Exercise goal
Read the records below and copy each line that contains "more".

Information supplied
- Opening Delimiter -

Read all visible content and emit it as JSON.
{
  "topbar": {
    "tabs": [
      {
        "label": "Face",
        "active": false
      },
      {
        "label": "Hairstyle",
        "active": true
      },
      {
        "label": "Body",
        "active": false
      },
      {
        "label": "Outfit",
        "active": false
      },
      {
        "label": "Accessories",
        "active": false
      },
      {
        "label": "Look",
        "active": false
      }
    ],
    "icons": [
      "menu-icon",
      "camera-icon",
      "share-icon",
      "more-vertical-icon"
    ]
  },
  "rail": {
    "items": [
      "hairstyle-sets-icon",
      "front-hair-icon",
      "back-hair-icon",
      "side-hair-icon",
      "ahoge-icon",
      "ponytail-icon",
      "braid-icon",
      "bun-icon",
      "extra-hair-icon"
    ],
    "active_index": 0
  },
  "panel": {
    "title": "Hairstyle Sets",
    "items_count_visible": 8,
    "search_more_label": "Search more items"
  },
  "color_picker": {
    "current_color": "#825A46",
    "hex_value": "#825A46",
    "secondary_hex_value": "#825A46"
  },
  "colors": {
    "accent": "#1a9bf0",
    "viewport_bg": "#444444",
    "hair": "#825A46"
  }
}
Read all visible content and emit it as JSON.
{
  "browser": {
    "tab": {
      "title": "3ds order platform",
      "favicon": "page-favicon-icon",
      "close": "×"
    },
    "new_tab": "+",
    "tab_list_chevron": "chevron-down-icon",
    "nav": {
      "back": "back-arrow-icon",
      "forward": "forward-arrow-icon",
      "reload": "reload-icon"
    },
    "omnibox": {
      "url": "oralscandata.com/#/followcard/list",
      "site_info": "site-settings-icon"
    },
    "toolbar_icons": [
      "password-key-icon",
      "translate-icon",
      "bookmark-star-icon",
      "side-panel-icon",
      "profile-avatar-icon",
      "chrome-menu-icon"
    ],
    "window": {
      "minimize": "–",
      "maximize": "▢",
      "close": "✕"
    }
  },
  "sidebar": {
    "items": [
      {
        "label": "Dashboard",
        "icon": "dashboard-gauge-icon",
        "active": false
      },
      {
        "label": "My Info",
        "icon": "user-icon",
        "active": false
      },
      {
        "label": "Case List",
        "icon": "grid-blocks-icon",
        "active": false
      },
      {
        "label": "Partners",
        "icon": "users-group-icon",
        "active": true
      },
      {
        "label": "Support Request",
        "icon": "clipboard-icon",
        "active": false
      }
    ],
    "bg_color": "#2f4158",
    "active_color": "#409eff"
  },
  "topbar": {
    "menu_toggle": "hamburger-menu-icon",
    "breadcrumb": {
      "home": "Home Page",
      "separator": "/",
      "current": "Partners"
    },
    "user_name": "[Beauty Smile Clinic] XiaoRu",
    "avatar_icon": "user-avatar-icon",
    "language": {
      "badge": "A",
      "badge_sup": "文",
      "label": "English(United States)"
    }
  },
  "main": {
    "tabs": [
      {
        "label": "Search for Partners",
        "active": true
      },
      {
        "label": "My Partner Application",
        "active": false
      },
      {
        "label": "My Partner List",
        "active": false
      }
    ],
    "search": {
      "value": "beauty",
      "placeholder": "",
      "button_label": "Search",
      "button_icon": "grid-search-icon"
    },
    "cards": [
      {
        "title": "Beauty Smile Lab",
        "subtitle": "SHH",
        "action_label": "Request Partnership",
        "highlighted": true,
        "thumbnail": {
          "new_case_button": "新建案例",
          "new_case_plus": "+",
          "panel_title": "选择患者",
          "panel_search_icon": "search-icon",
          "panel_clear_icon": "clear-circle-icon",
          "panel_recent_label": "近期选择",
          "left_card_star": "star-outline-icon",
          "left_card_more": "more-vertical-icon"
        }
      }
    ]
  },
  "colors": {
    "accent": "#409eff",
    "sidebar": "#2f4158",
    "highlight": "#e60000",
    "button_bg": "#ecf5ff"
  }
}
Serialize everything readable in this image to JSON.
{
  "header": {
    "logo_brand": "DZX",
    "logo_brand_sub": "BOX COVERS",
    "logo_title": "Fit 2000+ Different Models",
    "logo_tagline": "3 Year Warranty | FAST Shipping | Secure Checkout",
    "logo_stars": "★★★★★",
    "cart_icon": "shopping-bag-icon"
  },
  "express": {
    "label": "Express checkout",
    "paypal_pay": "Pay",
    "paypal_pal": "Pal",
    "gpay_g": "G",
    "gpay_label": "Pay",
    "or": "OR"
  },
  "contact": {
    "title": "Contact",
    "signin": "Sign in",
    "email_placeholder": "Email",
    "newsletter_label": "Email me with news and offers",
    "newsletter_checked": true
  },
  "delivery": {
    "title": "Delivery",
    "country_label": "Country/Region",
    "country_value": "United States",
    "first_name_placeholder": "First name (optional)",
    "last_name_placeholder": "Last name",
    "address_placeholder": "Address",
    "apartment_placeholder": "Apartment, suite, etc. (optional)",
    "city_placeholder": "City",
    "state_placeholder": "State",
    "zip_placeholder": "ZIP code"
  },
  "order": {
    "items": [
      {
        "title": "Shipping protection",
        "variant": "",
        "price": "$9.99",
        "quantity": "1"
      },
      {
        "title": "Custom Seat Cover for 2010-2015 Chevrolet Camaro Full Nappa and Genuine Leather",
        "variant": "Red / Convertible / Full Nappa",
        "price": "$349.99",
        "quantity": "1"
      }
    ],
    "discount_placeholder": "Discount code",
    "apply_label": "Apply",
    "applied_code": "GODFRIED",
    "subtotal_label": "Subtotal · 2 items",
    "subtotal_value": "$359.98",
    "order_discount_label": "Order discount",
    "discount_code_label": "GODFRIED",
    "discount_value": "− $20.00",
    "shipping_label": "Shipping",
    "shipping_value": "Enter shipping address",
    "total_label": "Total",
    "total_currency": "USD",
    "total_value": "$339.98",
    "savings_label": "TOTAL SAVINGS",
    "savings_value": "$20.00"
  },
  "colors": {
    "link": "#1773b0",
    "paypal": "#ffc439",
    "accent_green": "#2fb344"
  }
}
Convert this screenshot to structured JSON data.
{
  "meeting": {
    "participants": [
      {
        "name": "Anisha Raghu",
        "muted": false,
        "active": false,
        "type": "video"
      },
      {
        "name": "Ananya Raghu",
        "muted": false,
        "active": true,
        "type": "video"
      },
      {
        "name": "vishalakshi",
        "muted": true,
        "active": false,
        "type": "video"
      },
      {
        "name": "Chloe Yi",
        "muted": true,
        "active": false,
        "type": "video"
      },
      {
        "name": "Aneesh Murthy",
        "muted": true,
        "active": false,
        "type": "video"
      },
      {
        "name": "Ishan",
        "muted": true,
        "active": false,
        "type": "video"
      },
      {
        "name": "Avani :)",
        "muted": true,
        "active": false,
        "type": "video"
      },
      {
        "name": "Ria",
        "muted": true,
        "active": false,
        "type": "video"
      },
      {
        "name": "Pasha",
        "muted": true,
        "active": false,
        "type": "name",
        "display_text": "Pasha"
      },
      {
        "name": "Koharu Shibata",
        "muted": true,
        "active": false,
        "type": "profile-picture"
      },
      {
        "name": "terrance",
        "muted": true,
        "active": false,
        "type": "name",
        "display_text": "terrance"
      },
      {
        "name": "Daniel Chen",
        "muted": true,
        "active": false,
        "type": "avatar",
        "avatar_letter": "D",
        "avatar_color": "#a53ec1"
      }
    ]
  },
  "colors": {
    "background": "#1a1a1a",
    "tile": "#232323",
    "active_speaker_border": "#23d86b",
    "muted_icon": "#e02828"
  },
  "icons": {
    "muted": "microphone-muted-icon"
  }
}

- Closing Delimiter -

Expected output
      "more-vertical-icon"
    "search_more_label": "Search more items"
          "left_card_more": "more-vertical-icon"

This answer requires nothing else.